The bosses are now facing up to the prospect of a week of trying to fill another pile of newspapers, during the "silly season" holiday period with hardly any journalists and no "stock" items from the week before to back them up, They have reportedly even stopped using unpaid teenage work experiences to fill the paper up after NUJ pressure.

The ball is now very much in the court of the management to come to us to reopen negotiations. Early this morning we made it clear to them we would be happy to enter any talks they wished to put to the chapel formally. We await a response.

19 July 2011

Where's Ed?

Well OK, we know where he is. He’s on the Murdoch-bandwagon. And, to be fair, who can blame him? Not many people disagree with him on dismantling the media empires at the moment.

But he’s entirely ignoring another major media crisis.

Ed impressed me with his recent speech on the question of the printed press.

He said something that the NUJ has been saying for years - that local newspapers are being produced on a shoestring and this simply cannot be a good thing.

So you would hope that, with this new-found zeal for reforming the media landscape entirely, Ed might be concerned about the severe cuts on the South Yorkshire Times run out of a small office in the town of Mexborough in the heart of his Doncaster North constituency.

These are cuts that will see the already tiny editorial team cut by a half and the paper ultimately edited from Doncaster some 10 miles down the road. And they are cuts that have led to the NUJ within the wider South Yorkshire Newspapers group taking the astonishing step of all-out indefinite strike action.

Labour MPs, even shadow ministers, have already been supportive. John Healey who represents the neighbouring constituency to Ed has voiced his strong support for the NUJ’s position calling for the company to think again about the cuts.

But Ed has said nothing. Replied to no direct communication from the NUJ, or any of the members who have contacted him in relation to this dispute.

Johnston Press, the company that owns the South Yorkshire Newspapers group, is laden with crippling debt after a spending binge funded by cheap finance that has turned decidedly toxic. In the space of six years, the directors have overseen the share price fall from a high of 426p to a low of 4p. The Chief Executive John Fry has been rewarded for this failure with 1 million pounds a year in salary as he serves his final 12 months notice.
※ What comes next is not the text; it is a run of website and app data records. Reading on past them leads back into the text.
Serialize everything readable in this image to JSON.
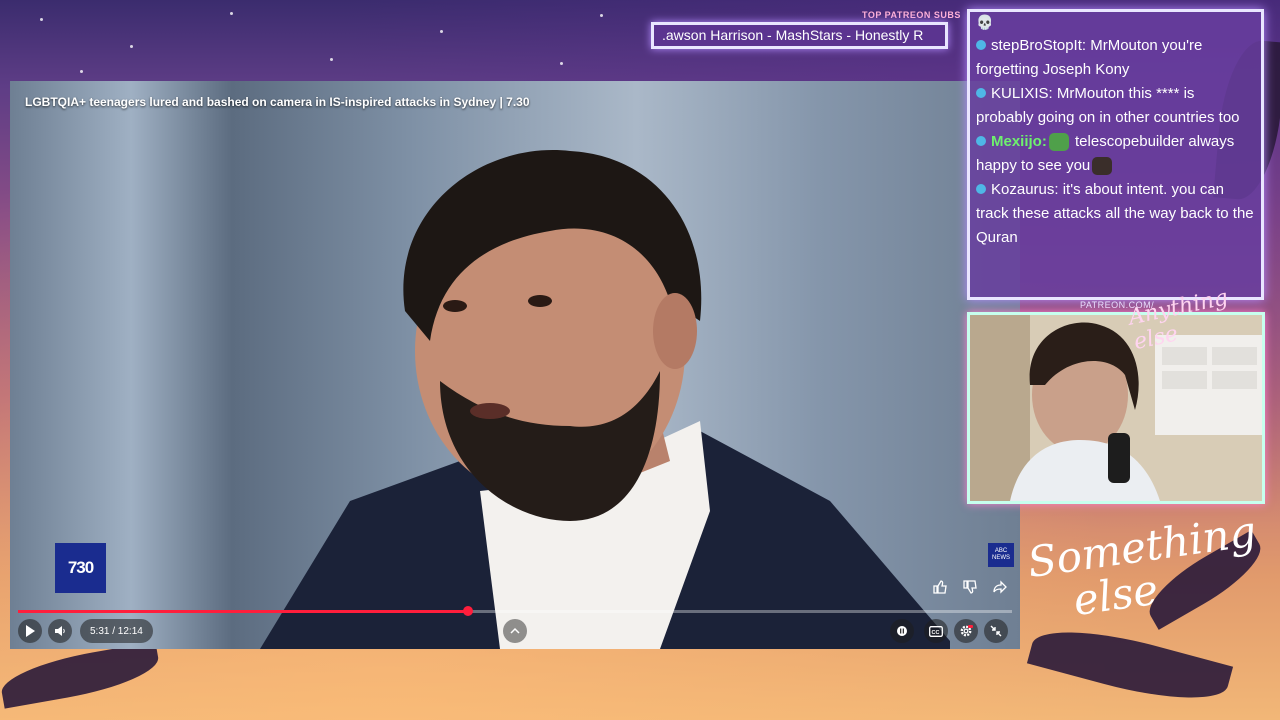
{
  "ticker": {
    "label": "TOP PATREON SUBS",
    "text": ".awson Harrison - MashStars - Honestly R"
  },
  "video": {
    "title": "LGBTQIA+ teenagers lured and bashed on camera in IS-inspired attacks in Sydney | 7.30",
    "channel_logo": "730",
    "news_badge": "ABC NEWS",
    "time": "5:31 / 12:14",
    "progress_fraction": 0.453,
    "icons": [
      "like-icon",
      "dislike-icon",
      "share-icon",
      "play-icon",
      "volume-icon",
      "chevron-up-icon",
      "autoplay-toggle-icon",
      "captions-icon",
      "settings-icon",
      "exit-fullscreen-icon"
    ],
    "progress_color": "#ff1e3c"
  },
  "chat": {
    "messages": [
      {
        "user": "stepBroStopIt:",
        "text": " MrMouton you're forgetting Joseph Kony"
      },
      {
        "user": "KULIXIS:",
        "text": " MrMouton this **** is probably going on in other countries too"
      },
      {
        "user": "Mexiijo:",
        "text": " telescopebuilder always happy to see you",
        "user_color": "#6ef06e"
      },
      {
        "user": "Kozaurus:",
        "text": " it's about intent. you can track these attacks all the way back to the Quran"
      }
    ]
  },
  "overlay": {
    "patreon_url": "PATREON.COM/"
  },
  "colors": {
    "chat_bg": "#683e9e",
    "frame": "#e9e6ff",
    "accent": "#b58cff"
  }
}
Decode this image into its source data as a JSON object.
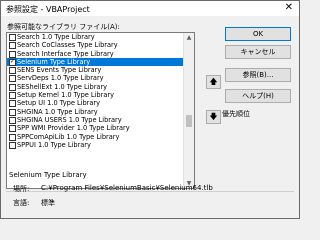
{
  "window": {
    "title": "参照設定 - VBAProject",
    "close_glyph": "✕"
  },
  "list": {
    "label": "参照可能なライブラリ ファイル(A):",
    "items": [
      {
        "label": "Search 1.0 Type Library",
        "checked": false,
        "selected": false
      },
      {
        "label": "Search CoClasses Type Library",
        "checked": false,
        "selected": false
      },
      {
        "label": "Search Interface Type Library",
        "checked": false,
        "selected": false
      },
      {
        "label": "Selenium Type Library",
        "checked": true,
        "selected": true
      },
      {
        "label": "SENS Events Type Library",
        "checked": false,
        "selected": false
      },
      {
        "label": "ServDeps 1.0 Type Library",
        "checked": false,
        "selected": false
      },
      {
        "label": "SEShellExt 1.0 Type Library",
        "checked": false,
        "selected": false
      },
      {
        "label": "Setup Kernel 1.0 Type Library",
        "checked": false,
        "selected": false
      },
      {
        "label": "Setup UI 1.0 Type Library",
        "checked": false,
        "selected": false
      },
      {
        "label": "SHGINA 1.0 Type Library",
        "checked": false,
        "selected": false
      },
      {
        "label": "SHGINA USERS 1.0 Type Library",
        "checked": false,
        "selected": false
      },
      {
        "label": "SPP WMI Provider 1.0 Type Library",
        "checked": false,
        "selected": false
      },
      {
        "label": "SPPComApiLib 1.0 Type Library",
        "checked": false,
        "selected": false
      },
      {
        "label": "SPPUI 1.0 Type Library",
        "checked": false,
        "selected": false
      }
    ]
  },
  "buttons": {
    "ok": "OK",
    "cancel": "キャンセル",
    "browse": "参照(B)...",
    "help": "ヘルプ(H)"
  },
  "priority": {
    "label": "優先順位",
    "up_glyph": "🡅",
    "down_glyph": "🡇"
  },
  "info": {
    "group_title": "Selenium Type Library",
    "location_label": "場所:",
    "location_value": "C:¥Program Files¥SeleniumBasic¥Selenium64.tlb",
    "language_label": "言語:",
    "language_value": "標準"
  },
  "colors": {
    "selection": "#0078d7",
    "ok_border": "#0078d7"
  }
}
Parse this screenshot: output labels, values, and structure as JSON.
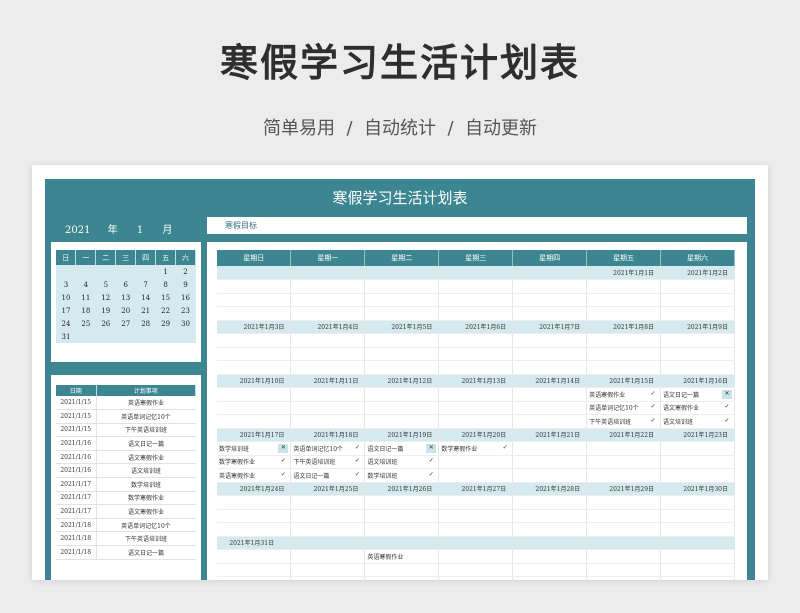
{
  "banner": {
    "title": "寒假学习生活计划表",
    "subtitle": "简单易用  /  自动统计  /  自动更新"
  },
  "sheet": {
    "title": "寒假学习生活计划表",
    "year": "2021",
    "year_label": "年",
    "month": "1",
    "month_label": "月",
    "goal_label": "寒假目标"
  },
  "mini_calendar": {
    "headers": [
      "日",
      "一",
      "二",
      "三",
      "四",
      "五",
      "六"
    ],
    "weeks": [
      [
        "",
        "",
        "",
        "",
        "",
        "1",
        "2"
      ],
      [
        "3",
        "4",
        "5",
        "6",
        "7",
        "8",
        "9"
      ],
      [
        "10",
        "11",
        "12",
        "13",
        "14",
        "15",
        "16"
      ],
      [
        "17",
        "18",
        "19",
        "20",
        "21",
        "22",
        "23"
      ],
      [
        "24",
        "25",
        "26",
        "27",
        "28",
        "29",
        "30"
      ],
      [
        "31",
        "",
        "",
        "",
        "",
        "",
        ""
      ]
    ]
  },
  "plan_list": {
    "headers": [
      "日期",
      "计划事项"
    ],
    "rows": [
      [
        "2021/1/15",
        "英语寒假作业"
      ],
      [
        "2021/1/15",
        "英语单词记忆10个"
      ],
      [
        "2021/1/15",
        "下午英语培训班"
      ],
      [
        "2021/1/16",
        "语文日记一篇"
      ],
      [
        "2021/1/16",
        "语文寒假作业"
      ],
      [
        "2021/1/16",
        "语文培训班"
      ],
      [
        "2021/1/17",
        "数学培训班"
      ],
      [
        "2021/1/17",
        "数学寒假作业"
      ],
      [
        "2021/1/17",
        "语文寒假作业"
      ],
      [
        "2021/1/18",
        "英语单词记忆10个"
      ],
      [
        "2021/1/18",
        "下午英语培训班"
      ],
      [
        "2021/1/18",
        "语文日记一篇"
      ]
    ]
  },
  "main_calendar": {
    "headers": [
      "星期日",
      "星期一",
      "星期二",
      "星期三",
      "星期四",
      "星期五",
      "星期六"
    ],
    "weeks": [
      {
        "dates": [
          "",
          "",
          "",
          "",
          "",
          "2021年1月1日",
          "2021年1月2日"
        ],
        "tasks": [
          [
            [],
            [],
            [],
            [],
            [],
            [],
            []
          ]
        ]
      },
      {
        "dates": [
          "2021年1月3日",
          "2021年1月4日",
          "2021年1月5日",
          "2021年1月6日",
          "2021年1月7日",
          "2021年1月8日",
          "2021年1月9日"
        ],
        "tasks": [
          [
            [],
            [],
            [],
            [],
            [],
            [],
            []
          ]
        ]
      },
      {
        "dates": [
          "2021年1月10日",
          "2021年1月11日",
          "2021年1月12日",
          "2021年1月13日",
          "2021年1月14日",
          "2021年1月15日",
          "2021年1月16日"
        ],
        "tasks": [
          [
            [],
            [],
            [],
            [],
            [],
            [
              "英语寒假作业",
              "✓"
            ],
            [
              "语文日记一篇",
              "✕"
            ]
          ],
          [
            [],
            [],
            [],
            [],
            [],
            [
              "英语单词记忆10个",
              "✓"
            ],
            [
              "语文寒假作业",
              "✓"
            ]
          ],
          [
            [],
            [],
            [],
            [],
            [],
            [
              "下午英语培训班",
              "✓"
            ],
            [
              "语文培训班",
              "✓"
            ]
          ]
        ]
      },
      {
        "dates": [
          "2021年1月17日",
          "2021年1月18日",
          "2021年1月19日",
          "2021年1月20日",
          "2021年1月21日",
          "2021年1月22日",
          "2021年1月23日"
        ],
        "tasks": [
          [
            [
              "数学培训班",
              "✕"
            ],
            [
              "英语单词记忆10个",
              "✓"
            ],
            [
              "语文日记一篇",
              "✕"
            ],
            [
              "数学寒假作业",
              "✓"
            ],
            [],
            [],
            []
          ],
          [
            [
              "数学寒假作业",
              "✓"
            ],
            [
              "下午英语培训班",
              "✓"
            ],
            [
              "语文培训班",
              "✓"
            ],
            [],
            [],
            [],
            []
          ],
          [
            [
              "英语寒假作业",
              "✓"
            ],
            [
              "语文日记一篇",
              "✓"
            ],
            [
              "数学培训班",
              "✓"
            ],
            [],
            [],
            [],
            []
          ]
        ]
      },
      {
        "dates": [
          "2021年1月24日",
          "2021年1月25日",
          "2021年1月26日",
          "2021年1月27日",
          "2021年1月28日",
          "2021年1月29日",
          "2021年1月30日"
        ],
        "tasks": [
          [
            [],
            [],
            [],
            [],
            [],
            [],
            []
          ],
          [
            [],
            [],
            [],
            [],
            [],
            [],
            []
          ],
          [
            [],
            [],
            [],
            [],
            [],
            [],
            []
          ]
        ]
      },
      {
        "dates": [
          "2021年1月31日",
          "",
          "",
          "",
          "",
          "",
          ""
        ],
        "tasks": [
          [
            [],
            [],
            [
              "英语寒假作业",
              ""
            ],
            [],
            [],
            [],
            []
          ]
        ]
      }
    ]
  }
}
If Johnston Press was the UK PLC, we would be in a worse position than Greece and rewarding our failing politicians with our final remaining bars of gold from the emptied safe.

If JP and the other regional newspaper companies continue down this road, there is no question about it – local papers like the South Yorkshire Times will simply close. The company will bleed what is left by driving the products into the ground to satisfy the bailed-out RBS bankers who hold the debt, and constituencies like Ed Milibands will be left with no local paper.

This means millions of people in the UK will have no straightforward method for bringing the rich and powerful to account, or simply informing them about other events taking place in their communities.

Ed doesn’t have to agree to the NUJ strike action, or turn out on a picket line.

But as a politician in the spotlight who is going for the jugular of the biggest beast on media ownership, why is he not also taking the opportunity to attack the companies, and their systems of private debt, that are largely destroying our fragile local newspaper industry?

His abject failure to even comment on a crisis taking place on his doorstep lead me and all NUJ members involved to the conclusion that his grand talk about media ownership is little more than posturing. If Ed really cared about sorting out the media in the UK, he would address more than just Murdoch’s empires and the national papers.